Now that all the cool kids have phones and computers with the intertubes hooked up to them twenty four hours a day, all the cooler-than-those-kids kids have gone back to the most basic of human entertainment–one person telling a stories to a group of friends. The magic of a well-told tale is unlike anything else, captivating and engrossing, driving the imagination, and all just with the power of the human voice. A recording does not do justice–it masks the tension in the room, the drawn out pauses, the twitch of a hand, or the raising of an eyebrow.
Last year, the Decatur Book Festival hosted a storytelling session in this mold–a session put together by the folks at The Moth, and held at Eddie’s Attic. Not only did the listening room fill up, but the outside patio filled up, then the stairwell, then the alley outside the stairwell. The reporter from Publishers Weekly showed up five minutes before the event and quite literally was unable to reach the door.
So I was really happy when WABE-favorite Kate Sweeney sent me an email letting me know that her series, True Story! is coming to Decatur. According to the blog, True Story is “A night of tantalizingly true tales told by rogue writers and nervy journalists. All readers also bring fascinating, often funny written artifacts from their past–love letters never sent, replies from Shaun Cassidy’s fan club, etcetera–and tell the stories of those artifacts.”
So put it on your calendar–True Story! Wednesday, April 13, 2010 8pm, Kavarna Bar and Coffeeshop.
But because it’s Decatur, we don’t get just any True Story! evening.
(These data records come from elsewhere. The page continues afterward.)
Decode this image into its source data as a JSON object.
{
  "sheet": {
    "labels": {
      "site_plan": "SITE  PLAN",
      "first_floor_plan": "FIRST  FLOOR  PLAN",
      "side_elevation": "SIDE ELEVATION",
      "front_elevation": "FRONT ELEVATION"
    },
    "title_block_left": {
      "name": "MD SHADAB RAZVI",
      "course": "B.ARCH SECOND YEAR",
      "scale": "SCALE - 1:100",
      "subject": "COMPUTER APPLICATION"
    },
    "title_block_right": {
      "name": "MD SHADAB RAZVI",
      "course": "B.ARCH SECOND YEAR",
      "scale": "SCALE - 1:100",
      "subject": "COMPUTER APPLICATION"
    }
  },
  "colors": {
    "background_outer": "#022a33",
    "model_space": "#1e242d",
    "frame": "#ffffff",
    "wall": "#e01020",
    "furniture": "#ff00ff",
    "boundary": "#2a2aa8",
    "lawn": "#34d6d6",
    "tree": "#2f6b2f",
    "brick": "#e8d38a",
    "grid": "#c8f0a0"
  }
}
For us, they bring in the heavy hitter:
LA Times Reporter and creative nonfiction author Sam Quinones will take the “True Story!” stage to discuss his bold brand of reportage, tell some true stories of his own, and to present a workshop on telling your own true true tale.
“Tell Your True Tale” workshops get writers to think of their own experiences and of those around them as raw material for avoiding writer’s block. We’ll work to make each nonfiction story read like fiction. By insisting on stories told in limited space, the “True Tales” approach forces writers to hone their thoughts and imagination, eliminate unnecessary words, make the hard choices that are part of strong writing, no matter the genre.
April 13? How else are you going to celebrate the Sesquicentennial of the fall of Fort Sumter? Secede? Declare war? Heck no! Go hear some great stories.
Here’s more info.